RAZ: So how do we do that? How do we make better decisions?

COWEN: I think it's important to point out to people what are the biases of stories. So a lot of storytelling has a good versus evil bias built into it, when in fact, both sides of a dispute may have varying degrees of good and evil. I think a particular bias we see in the news is a bias toward negativity, so when something goes wrong it makes for a story.

But no one has a headline, world economy grew again this year, you know, at 4.3 percent. Life expectancy increased by some small amount. It's not very exciting. It feels like ordinary business, so people overstressed the negative. They think crime is more frequent than it is. They think natural disasters are a greater risk than, in fact, they are. And I think this can be explained to people and to some extent we can undo that bias.

RAZ: I think - I have a feeling that if you were a Hollywood screenwriter you would be, like, broke. Like nobody - really, Tyler, you need an editor. Like we just - we can't do all the nuance here.

COWEN: There's a reason why I'm not a Hollywood scriptwriter, correct?

RAZ: Yeah.

COWEN: But there are other roles in life which will perhaps never be as popular as Hollywood movies or TV shows where you can, nonetheless, get some messages through. And I would like to see more people doing that.

One is always seeking improvements at the margins, right? There's never a perfect solution, part of the messiness.

RAZ: Tyler Cowen is a professor of economics at George Mason University.
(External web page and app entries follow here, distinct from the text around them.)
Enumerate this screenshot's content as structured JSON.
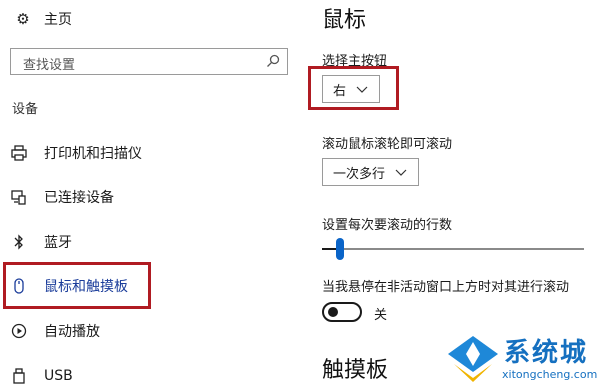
{
  "sidebar": {
    "home_label": "主页",
    "search_placeholder": "查找设置",
    "section_title": "设备",
    "items": [
      {
        "label": "打印机和扫描仪",
        "icon": "printer-icon"
      },
      {
        "label": "已连接设备",
        "icon": "connected-devices-icon"
      },
      {
        "label": "蓝牙",
        "icon": "bluetooth-icon"
      },
      {
        "label": "鼠标和触摸板",
        "icon": "mouse-icon",
        "active": true
      },
      {
        "label": "自动播放",
        "icon": "autoplay-icon"
      },
      {
        "label": "USB",
        "icon": "usb-icon"
      }
    ]
  },
  "main": {
    "title": "鼠标",
    "primary_button_label": "选择主按钮",
    "primary_button_value": "右",
    "scroll_label": "滚动鼠标滚轮即可滚动",
    "scroll_value": "一次多行",
    "lines_label": "设置每次要滚动的行数",
    "lines_slider_fraction": 0.07,
    "inactive_scroll_label": "当我悬停在非活动窗口上方时对其进行滚动",
    "inactive_scroll_state": "关",
    "touchpad_title": "触摸板"
  },
  "watermark": {
    "brand": "系统城",
    "url": "xitongcheng.com"
  },
  "colors": {
    "highlight_border": "#b01b22",
    "accent": "#0a64c8",
    "active_text": "#1a3c9a"
  }
}
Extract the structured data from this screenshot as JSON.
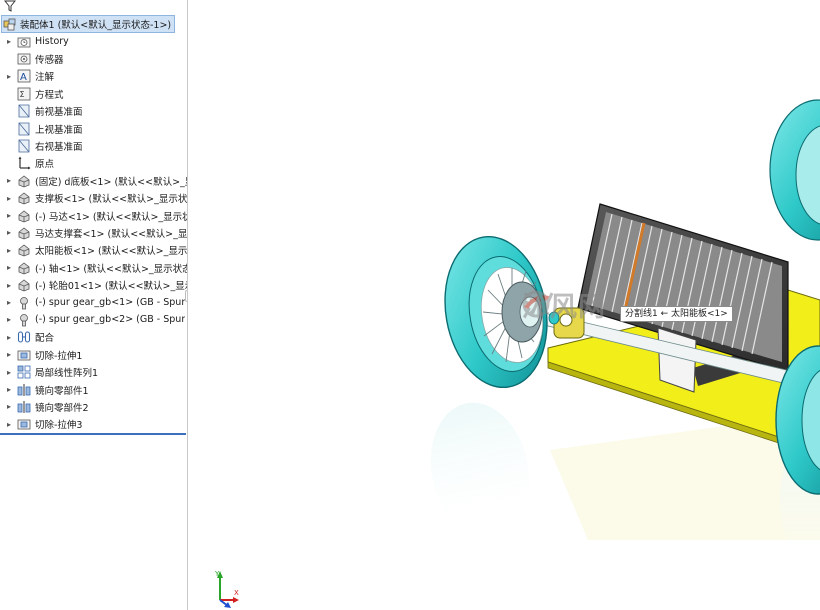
{
  "tree": {
    "root_label": "装配体1  (默认<默认_显示状态-1>)",
    "items": [
      {
        "label": "History",
        "icon": "history-folder-icon",
        "expandable": true
      },
      {
        "label": "传感器",
        "icon": "sensor-folder-icon",
        "expandable": false
      },
      {
        "label": "注解",
        "icon": "annotations-icon",
        "expandable": true
      },
      {
        "label": "方程式",
        "icon": "equations-icon",
        "expandable": false
      },
      {
        "label": "前视基准面",
        "icon": "plane-icon",
        "expandable": false
      },
      {
        "label": "上视基准面",
        "icon": "plane-icon",
        "expandable": false
      },
      {
        "label": "右视基准面",
        "icon": "plane-icon",
        "expandable": false
      },
      {
        "label": "原点",
        "icon": "origin-icon",
        "expandable": false
      },
      {
        "label": "(固定) d底板<1> (默认<<默认>_显",
        "icon": "part-icon",
        "expandable": true
      },
      {
        "label": "支撑板<1> (默认<<默认>_显示状",
        "icon": "part-icon",
        "expandable": true
      },
      {
        "label": "(-) 马达<1> (默认<<默认>_显示状",
        "icon": "part-icon",
        "expandable": true
      },
      {
        "label": "马达支撑套<1> (默认<<默认>_显",
        "icon": "part-icon",
        "expandable": true
      },
      {
        "label": "太阳能板<1> (默认<<默认>_显示:",
        "icon": "part-icon",
        "expandable": true
      },
      {
        "label": "(-) 轴<1> (默认<<默认>_显示状态",
        "icon": "part-icon",
        "expandable": true
      },
      {
        "label": "(-) 轮胎01<1> (默认<<默认>_显示",
        "icon": "part-icon",
        "expandable": true
      },
      {
        "label": "(-) spur gear_gb<1> (GB - Spur",
        "icon": "toolbox-part-icon",
        "expandable": true
      },
      {
        "label": "(-) spur gear_gb<2> (GB - Spur",
        "icon": "toolbox-part-icon",
        "expandable": true
      },
      {
        "label": "配合",
        "icon": "mates-icon",
        "expandable": true
      },
      {
        "label": "切除-拉伸1",
        "icon": "cut-extrude-icon",
        "expandable": true
      },
      {
        "label": "局部线性阵列1",
        "icon": "linear-pattern-icon",
        "expandable": true
      },
      {
        "label": "镜向零部件1",
        "icon": "mirror-component-icon",
        "expandable": true
      },
      {
        "label": "镜向零部件2",
        "icon": "mirror-component-icon",
        "expandable": true
      },
      {
        "label": "切除-拉伸3",
        "icon": "cut-extrude-icon",
        "expandable": true
      }
    ]
  },
  "viewport": {
    "tooltip": "分割线1 ← 太阳能板<1>",
    "watermark": "沐风网",
    "triad_icon": "xyz-triad-icon",
    "colors": {
      "wheel_cyan": "#2fc9c9",
      "base_plate_yellow": "#f2ee1a",
      "solar_panel_dark": "#3a3a3a",
      "root_highlight": "#cfe1f5"
    }
  }
}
You can see his full talk at ted.com. Transcript provided by NPR, Copyright NPR.